╭──

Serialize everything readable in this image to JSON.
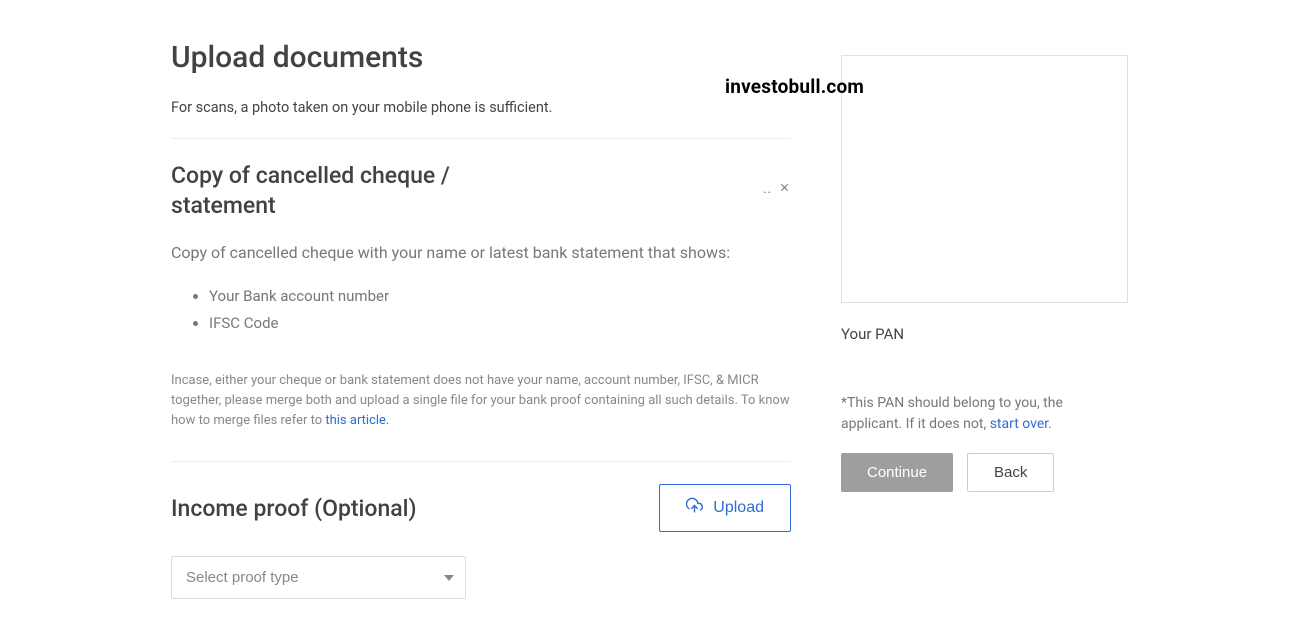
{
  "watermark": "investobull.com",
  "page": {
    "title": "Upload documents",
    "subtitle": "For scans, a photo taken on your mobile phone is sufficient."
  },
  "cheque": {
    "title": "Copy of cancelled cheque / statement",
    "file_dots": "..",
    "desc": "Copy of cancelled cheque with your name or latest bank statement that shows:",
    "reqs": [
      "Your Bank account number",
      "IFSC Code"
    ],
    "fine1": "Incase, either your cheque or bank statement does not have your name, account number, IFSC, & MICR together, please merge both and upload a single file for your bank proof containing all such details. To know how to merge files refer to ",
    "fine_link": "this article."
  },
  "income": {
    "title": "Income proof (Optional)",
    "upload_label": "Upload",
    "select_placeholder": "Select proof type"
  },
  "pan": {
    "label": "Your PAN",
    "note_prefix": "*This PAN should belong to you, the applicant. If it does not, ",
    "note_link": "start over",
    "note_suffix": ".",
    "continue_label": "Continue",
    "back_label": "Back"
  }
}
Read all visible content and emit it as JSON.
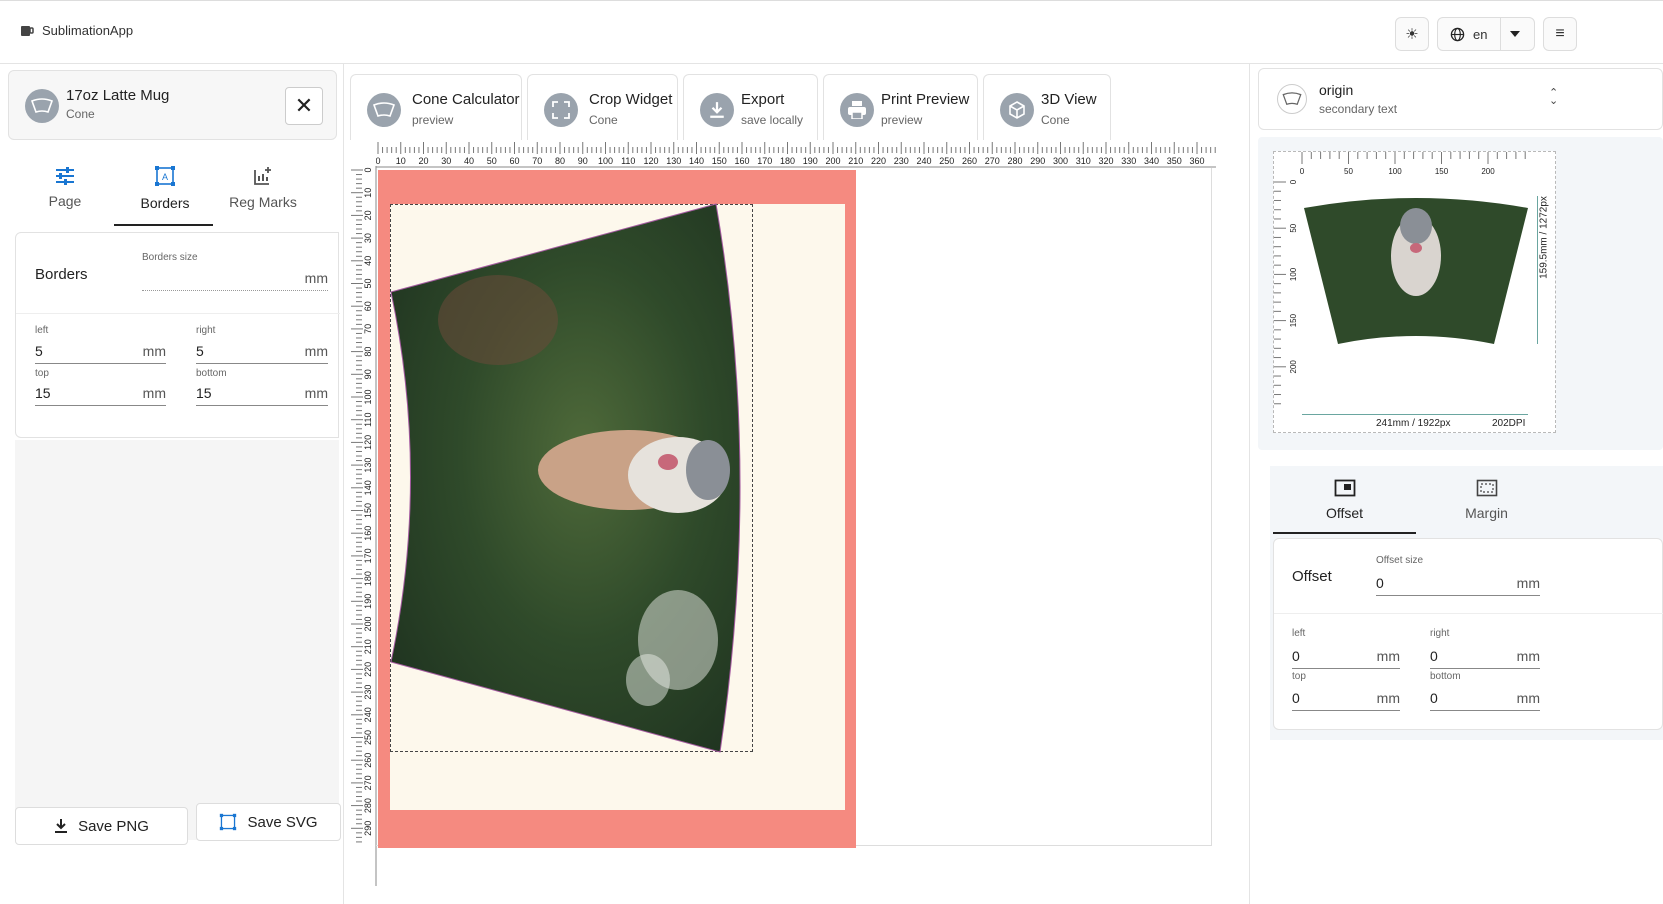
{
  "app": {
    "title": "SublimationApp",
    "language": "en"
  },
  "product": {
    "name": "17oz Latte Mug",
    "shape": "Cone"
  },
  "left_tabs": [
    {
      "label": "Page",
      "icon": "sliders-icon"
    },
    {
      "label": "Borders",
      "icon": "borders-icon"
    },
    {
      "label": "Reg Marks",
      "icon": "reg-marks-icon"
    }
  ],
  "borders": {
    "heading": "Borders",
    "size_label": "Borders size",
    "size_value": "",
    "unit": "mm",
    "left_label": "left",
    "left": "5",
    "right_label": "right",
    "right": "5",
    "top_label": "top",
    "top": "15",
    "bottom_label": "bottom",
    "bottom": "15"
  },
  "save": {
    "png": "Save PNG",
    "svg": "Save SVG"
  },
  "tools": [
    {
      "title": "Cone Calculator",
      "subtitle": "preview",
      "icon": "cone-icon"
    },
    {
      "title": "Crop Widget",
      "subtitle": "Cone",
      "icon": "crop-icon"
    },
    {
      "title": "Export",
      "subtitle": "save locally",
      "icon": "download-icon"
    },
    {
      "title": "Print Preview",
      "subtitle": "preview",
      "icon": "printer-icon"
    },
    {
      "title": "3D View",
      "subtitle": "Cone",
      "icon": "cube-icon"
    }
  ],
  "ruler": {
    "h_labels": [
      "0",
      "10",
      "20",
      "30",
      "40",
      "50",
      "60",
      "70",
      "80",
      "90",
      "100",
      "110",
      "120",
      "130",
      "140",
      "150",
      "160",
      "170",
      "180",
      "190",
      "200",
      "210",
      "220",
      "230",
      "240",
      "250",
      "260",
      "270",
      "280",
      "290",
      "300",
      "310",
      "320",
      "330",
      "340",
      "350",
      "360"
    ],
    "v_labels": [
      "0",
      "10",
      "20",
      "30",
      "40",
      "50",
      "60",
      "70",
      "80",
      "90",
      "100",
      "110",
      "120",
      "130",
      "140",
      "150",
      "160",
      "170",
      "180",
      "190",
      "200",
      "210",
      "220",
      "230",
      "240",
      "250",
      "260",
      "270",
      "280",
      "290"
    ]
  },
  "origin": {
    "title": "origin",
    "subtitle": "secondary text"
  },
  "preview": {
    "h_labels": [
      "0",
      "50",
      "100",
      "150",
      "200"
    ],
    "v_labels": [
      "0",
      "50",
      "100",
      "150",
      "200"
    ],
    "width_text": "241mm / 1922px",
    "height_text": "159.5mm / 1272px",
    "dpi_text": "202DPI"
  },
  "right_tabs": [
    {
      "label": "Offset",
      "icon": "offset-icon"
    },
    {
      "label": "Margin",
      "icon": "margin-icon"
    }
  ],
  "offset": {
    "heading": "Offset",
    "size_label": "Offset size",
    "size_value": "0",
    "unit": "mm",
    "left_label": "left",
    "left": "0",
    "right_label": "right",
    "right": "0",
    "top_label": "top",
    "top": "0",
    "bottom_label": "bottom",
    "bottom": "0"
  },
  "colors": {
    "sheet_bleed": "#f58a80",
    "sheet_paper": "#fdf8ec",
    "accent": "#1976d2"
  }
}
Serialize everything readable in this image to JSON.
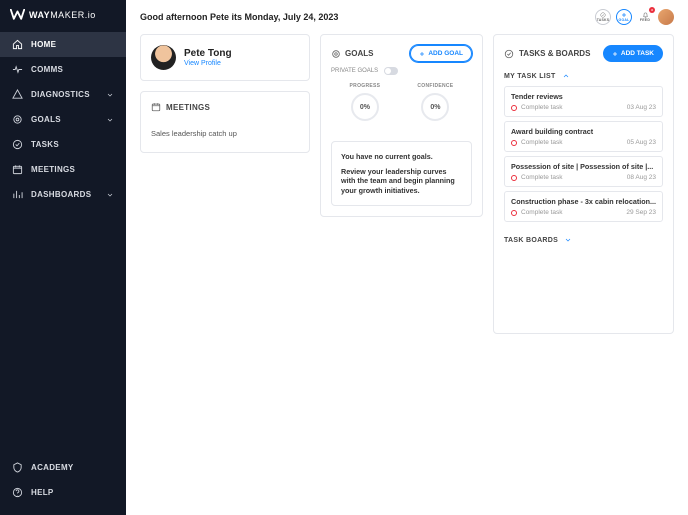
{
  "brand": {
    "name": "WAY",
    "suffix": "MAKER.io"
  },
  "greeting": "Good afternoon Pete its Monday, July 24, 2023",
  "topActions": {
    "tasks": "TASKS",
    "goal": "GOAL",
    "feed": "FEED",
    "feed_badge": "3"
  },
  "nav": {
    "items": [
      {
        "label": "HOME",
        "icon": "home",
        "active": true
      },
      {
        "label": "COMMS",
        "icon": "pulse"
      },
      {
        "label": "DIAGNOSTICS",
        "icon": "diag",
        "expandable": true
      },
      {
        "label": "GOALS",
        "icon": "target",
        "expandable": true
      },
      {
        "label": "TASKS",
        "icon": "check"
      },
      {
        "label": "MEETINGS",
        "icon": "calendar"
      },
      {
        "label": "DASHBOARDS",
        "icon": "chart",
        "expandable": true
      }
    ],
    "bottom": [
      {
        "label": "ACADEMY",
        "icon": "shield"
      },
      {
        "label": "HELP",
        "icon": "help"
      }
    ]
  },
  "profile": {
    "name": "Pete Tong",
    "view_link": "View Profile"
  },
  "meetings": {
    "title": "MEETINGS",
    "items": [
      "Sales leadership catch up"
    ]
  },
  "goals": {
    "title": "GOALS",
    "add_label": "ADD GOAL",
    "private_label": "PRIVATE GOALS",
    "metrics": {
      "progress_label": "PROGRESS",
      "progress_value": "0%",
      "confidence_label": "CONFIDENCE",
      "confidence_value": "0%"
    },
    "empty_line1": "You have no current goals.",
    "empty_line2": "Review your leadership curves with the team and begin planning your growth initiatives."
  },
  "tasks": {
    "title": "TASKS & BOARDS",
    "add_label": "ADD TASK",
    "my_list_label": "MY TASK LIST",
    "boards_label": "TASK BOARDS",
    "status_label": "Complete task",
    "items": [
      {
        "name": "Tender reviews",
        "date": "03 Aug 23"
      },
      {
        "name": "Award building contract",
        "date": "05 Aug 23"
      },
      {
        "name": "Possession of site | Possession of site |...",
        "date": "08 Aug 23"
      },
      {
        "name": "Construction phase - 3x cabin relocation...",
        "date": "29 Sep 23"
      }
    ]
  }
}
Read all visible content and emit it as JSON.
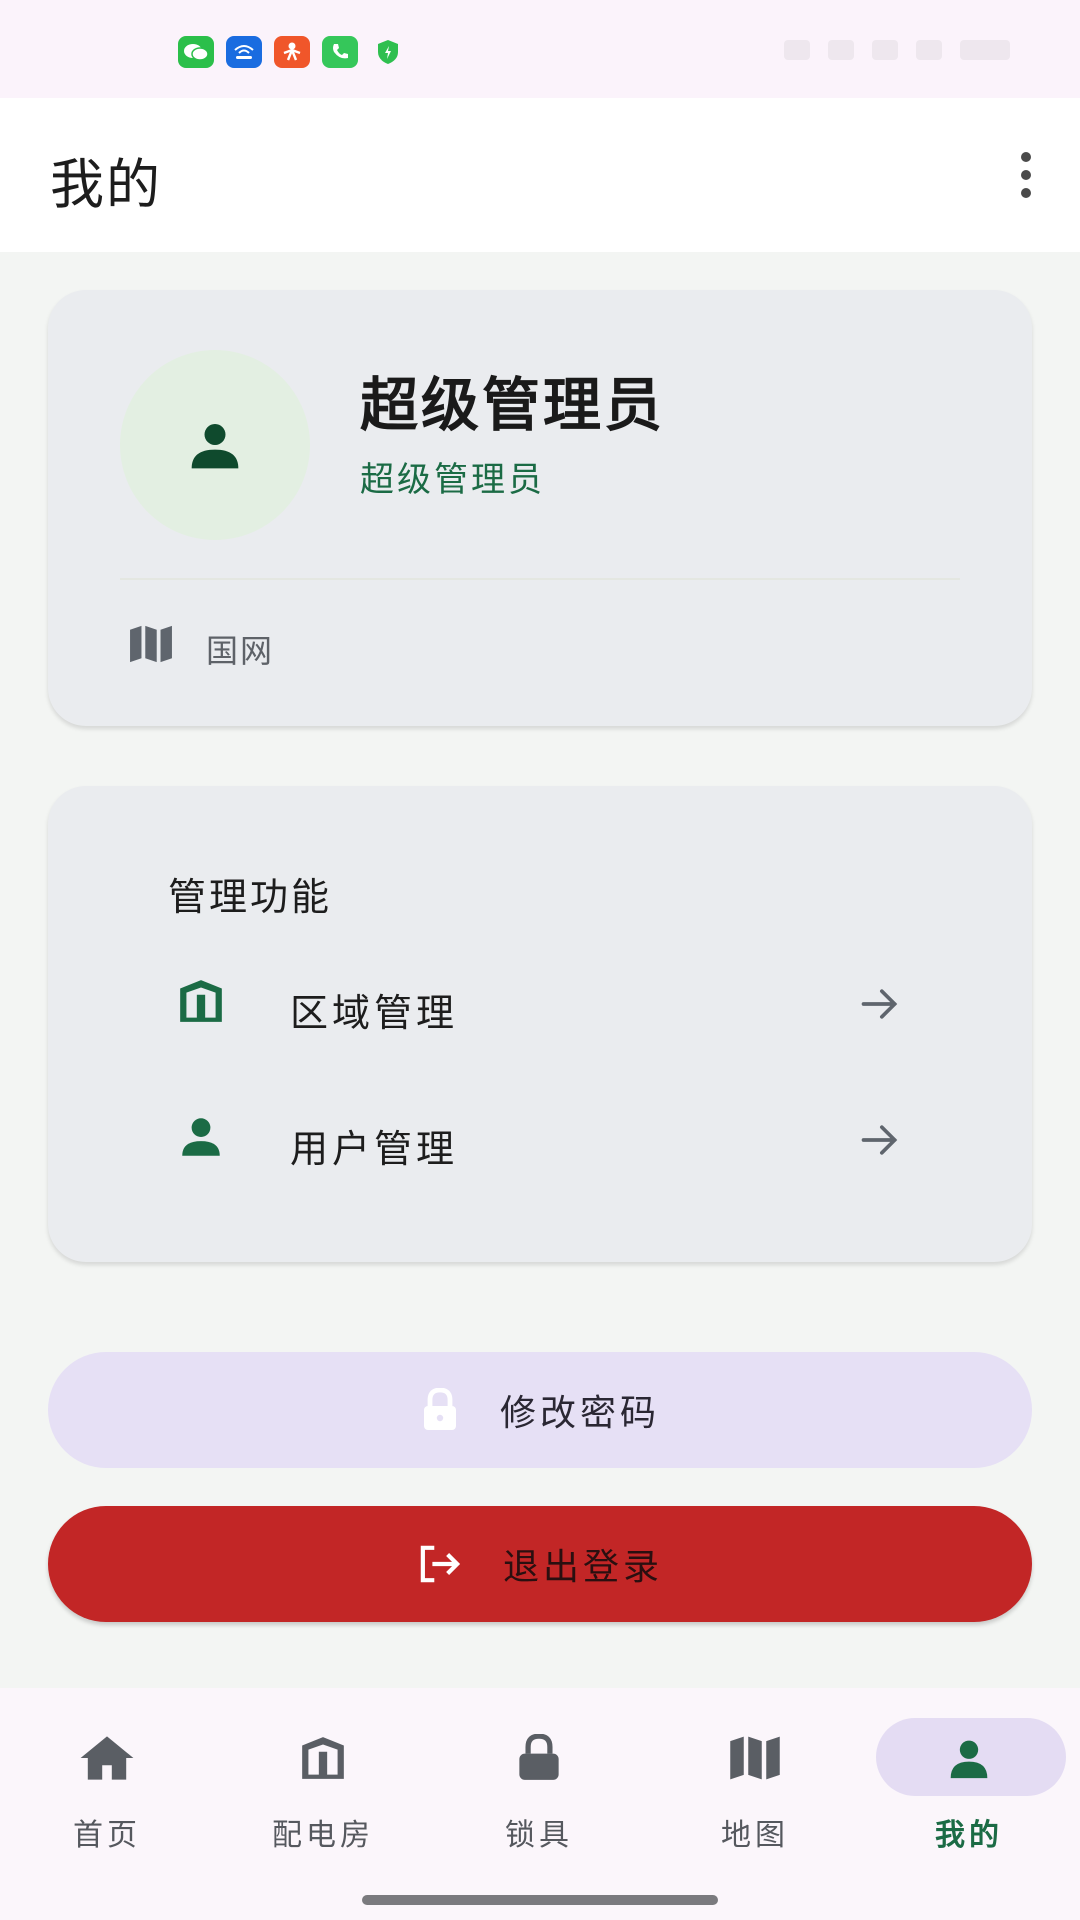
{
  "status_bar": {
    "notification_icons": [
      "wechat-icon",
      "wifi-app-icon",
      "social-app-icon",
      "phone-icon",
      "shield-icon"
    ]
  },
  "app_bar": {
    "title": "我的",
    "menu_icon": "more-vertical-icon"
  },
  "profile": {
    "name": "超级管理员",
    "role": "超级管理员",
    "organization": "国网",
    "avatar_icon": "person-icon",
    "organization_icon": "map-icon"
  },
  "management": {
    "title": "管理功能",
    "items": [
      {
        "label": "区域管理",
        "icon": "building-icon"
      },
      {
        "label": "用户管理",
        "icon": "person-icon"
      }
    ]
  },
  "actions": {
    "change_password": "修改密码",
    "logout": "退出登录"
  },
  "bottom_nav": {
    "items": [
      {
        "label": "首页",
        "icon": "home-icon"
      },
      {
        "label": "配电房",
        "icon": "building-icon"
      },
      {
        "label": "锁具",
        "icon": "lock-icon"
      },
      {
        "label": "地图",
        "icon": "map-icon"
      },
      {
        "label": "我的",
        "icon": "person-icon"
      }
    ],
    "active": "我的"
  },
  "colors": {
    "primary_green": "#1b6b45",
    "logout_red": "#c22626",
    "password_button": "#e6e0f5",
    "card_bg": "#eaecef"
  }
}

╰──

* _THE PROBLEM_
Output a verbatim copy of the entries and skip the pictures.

* _EXERCISE ANSWER_
Serialize everything readable in this image to JSON.
{
  "watermark": "investobull.com",
  "page": {
    "title": "Upload documents",
    "subtitle": "For scans, a photo taken on your mobile phone is sufficient."
  },
  "cheque": {
    "title": "Copy of cancelled cheque / statement",
    "file_dots": "..",
    "desc": "Copy of cancelled cheque with your name or latest bank statement that shows:",
    "reqs": [
      "Your Bank account number",
      "IFSC Code"
    ],
    "fine1": "Incase, either your cheque or bank statement does not have your name, account number, IFSC, & MICR together, please merge both and upload a single file for your bank proof containing all such details. To know how to merge files refer to ",
    "fine_link": "this article."
  },
  "income": {
    "title": "Income proof (Optional)",
    "upload_label": "Upload",
    "select_placeholder": "Select proof type"
  },
  "pan": {
    "label": "Your PAN",
    "note_prefix": "*This PAN should belong to you, the applicant. If it does not, ",
    "note_link": "start over",
    "note_suffix": ".",
    "continue_label": "Continue",
    "back_label": "Back"
  }
}
Read all visible content and emit it as JSON.
{
  "app": {
    "title": "SublimationApp",
    "language": "en"
  },
  "product": {
    "name": "17oz Latte Mug",
    "shape": "Cone"
  },
  "left_tabs": [
    {
      "label": "Page",
      "icon": "sliders-icon"
    },
    {
      "label": "Borders",
      "icon": "borders-icon"
    },
    {
      "label": "Reg Marks",
      "icon": "reg-marks-icon"
    }
  ],
  "borders": {
    "heading": "Borders",
    "size_label": "Borders size",
    "size_value": "",
    "unit": "mm",
    "left_label": "left",
    "left": "5",
    "right_label": "right",
    "right": "5",
    "top_label": "top",
    "top": "15",
    "bottom_label": "bottom",
    "bottom": "15"
  },
  "save": {
    "png": "Save PNG",
    "svg": "Save SVG"
  },
  "tools": [
    {
      "title": "Cone Calculator",
      "subtitle": "preview",
      "icon": "cone-icon"
    },
    {
      "title": "Crop Widget",
      "subtitle": "Cone",
      "icon": "crop-icon"
    },
    {
      "title": "Export",
      "subtitle": "save locally",
      "icon": "download-icon"
    },
    {
      "title": "Print Preview",
      "subtitle": "preview",
      "icon": "printer-icon"
    },
    {
      "title": "3D View",
      "subtitle": "Cone",
      "icon": "cube-icon"
    }
  ],
  "ruler": {
    "h_labels": [
      "0",
      "10",
      "20",
      "30",
      "40",
      "50",
      "60",
      "70",
      "80",
      "90",
      "100",
      "110",
      "120",
      "130",
      "140",
      "150",
      "160",
      "170",
      "180",
      "190",
      "200",
      "210",
      "220",
      "230",
      "240",
      "250",
      "260",
      "270",
      "280",
      "290",
      "300",
      "310",
      "320",
      "330",
      "340",
      "350",
      "360"
    ],
    "v_labels": [
      "0",
      "10",
      "20",
      "30",
      "40",
      "50",
      "60",
      "70",
      "80",
      "90",
      "100",
      "110",
      "120",
      "130",
      "140",
      "150",
      "160",
      "170",
      "180",
      "190",
      "200",
      "210",
      "220",
      "230",
      "240",
      "250",
      "260",
      "270",
      "280",
      "290"
    ]
  },
  "origin": {
    "title": "origin",
    "subtitle": "secondary text"
  },
  "preview": {
    "h_labels": [
      "0",
      "50",
      "100",
      "150",
      "200"
    ],
    "v_labels": [
      "0",
      "50",
      "100",
      "150",
      "200"
    ],
    "width_text": "241mm / 1922px",
    "height_text": "159.5mm / 1272px",
    "dpi_text": "202DPI"
  },
  "right_tabs": [
    {
      "label": "Offset",
      "icon": "offset-icon"
    },
    {
      "label": "Margin",
      "icon": "margin-icon"
    }
  ],
  "offset": {
    "heading": "Offset",
    "size_label": "Offset size",
    "size_value": "0",
    "unit": "mm",
    "left_label": "left",
    "left": "0",
    "right_label": "right",
    "right": "0",
    "top_label": "top",
    "top": "0",
    "bottom_label": "bottom",
    "bottom": "0"
  },
  "colors": {
    "sheet_bleed": "#f58a80",
    "sheet_paper": "#fdf8ec",
    "accent": "#1976d2"
  }
}
Serialize everything readable in this image to JSON.
{
  "brand": {
    "name": "WAY",
    "suffix": "MAKER.io"
  },
  "greeting": "Good afternoon Pete its Monday, July 24, 2023",
  "topActions": {
    "tasks": "TASKS",
    "goal": "GOAL",
    "feed": "FEED",
    "feed_badge": "3"
  },
  "nav": {
    "items": [
      {
        "label": "HOME",
        "icon": "home",
        "active": true
      },
      {
        "label": "COMMS",
        "icon": "pulse"
      },
      {
        "label": "DIAGNOSTICS",
        "icon": "diag",
        "expandable": true
      },
      {
        "label": "GOALS",
        "icon": "target",
        "expandable": true
      },
      {
        "label": "TASKS",
        "icon": "check"
      },
      {
        "label": "MEETINGS",
        "icon": "calendar"
      },
      {
        "label": "DASHBOARDS",
        "icon": "chart",
        "expandable": true
      }
    ],
    "bottom": [
      {
        "label": "ACADEMY",
        "icon": "shield"
      },
      {
        "label": "HELP",
        "icon": "help"
      }
    ]
  },
  "profile": {
    "name": "Pete Tong",
    "view_link": "View Profile"
  },
  "meetings": {
    "title": "MEETINGS",
    "items": [
      "Sales leadership catch up"
    ]
  },
  "goals": {
    "title": "GOALS",
    "add_label": "ADD GOAL",
    "private_label": "PRIVATE GOALS",
    "metrics": {
      "progress_label": "PROGRESS",
      "progress_value": "0%",
      "confidence_label": "CONFIDENCE",
      "confidence_value": "0%"
    },
    "empty_line1": "You have no current goals.",
    "empty_line2": "Review your leadership curves with the team and begin planning your growth initiatives."
  },
  "tasks": {
    "title": "TASKS & BOARDS",
    "add_label": "ADD TASK",
    "my_list_label": "MY TASK LIST",
    "boards_label": "TASK BOARDS",
    "status_label": "Complete task",
    "items": [
      {
        "name": "Tender reviews",
        "date": "03 Aug 23"
      },
      {
        "name": "Award building contract",
        "date": "05 Aug 23"
      },
      {
        "name": "Possession of site | Possession of site |...",
        "date": "08 Aug 23"
      },
      {
        "name": "Construction phase - 3x cabin relocation...",
        "date": "29 Sep 23"
      }
    ]
  }
}
Read all visible content and emit it as JSON.
{
  "status_bar": {
    "notification_icons": [
      "wechat-icon",
      "wifi-app-icon",
      "social-app-icon",
      "phone-icon",
      "shield-icon"
    ]
  },
  "app_bar": {
    "title": "我的",
    "menu_icon": "more-vertical-icon"
  },
  "profile": {
    "name": "超级管理员",
    "role": "超级管理员",
    "organization": "国网",
    "avatar_icon": "person-icon",
    "organization_icon": "map-icon"
  },
  "management": {
    "title": "管理功能",
    "items": [
      {
        "label": "区域管理",
        "icon": "building-icon"
      },
      {
        "label": "用户管理",
        "icon": "person-icon"
      }
    ]
  },
  "actions": {
    "change_password": "修改密码",
    "logout": "退出登录"
  },
  "bottom_nav": {
    "items": [
      {
        "label": "首页",
        "icon": "home-icon"
      },
      {
        "label": "配电房",
        "icon": "building-icon"
      },
      {
        "label": "锁具",
        "icon": "lock-icon"
      },
      {
        "label": "地图",
        "icon": "map-icon"
      },
      {
        "label": "我的",
        "icon": "person-icon"
      }
    ],
    "active": "我的"
  },
  "colors": {
    "primary_green": "#1b6b45",
    "logout_red": "#c22626",
    "password_button": "#e6e0f5",
    "card_bg": "#eaecef"
  }
}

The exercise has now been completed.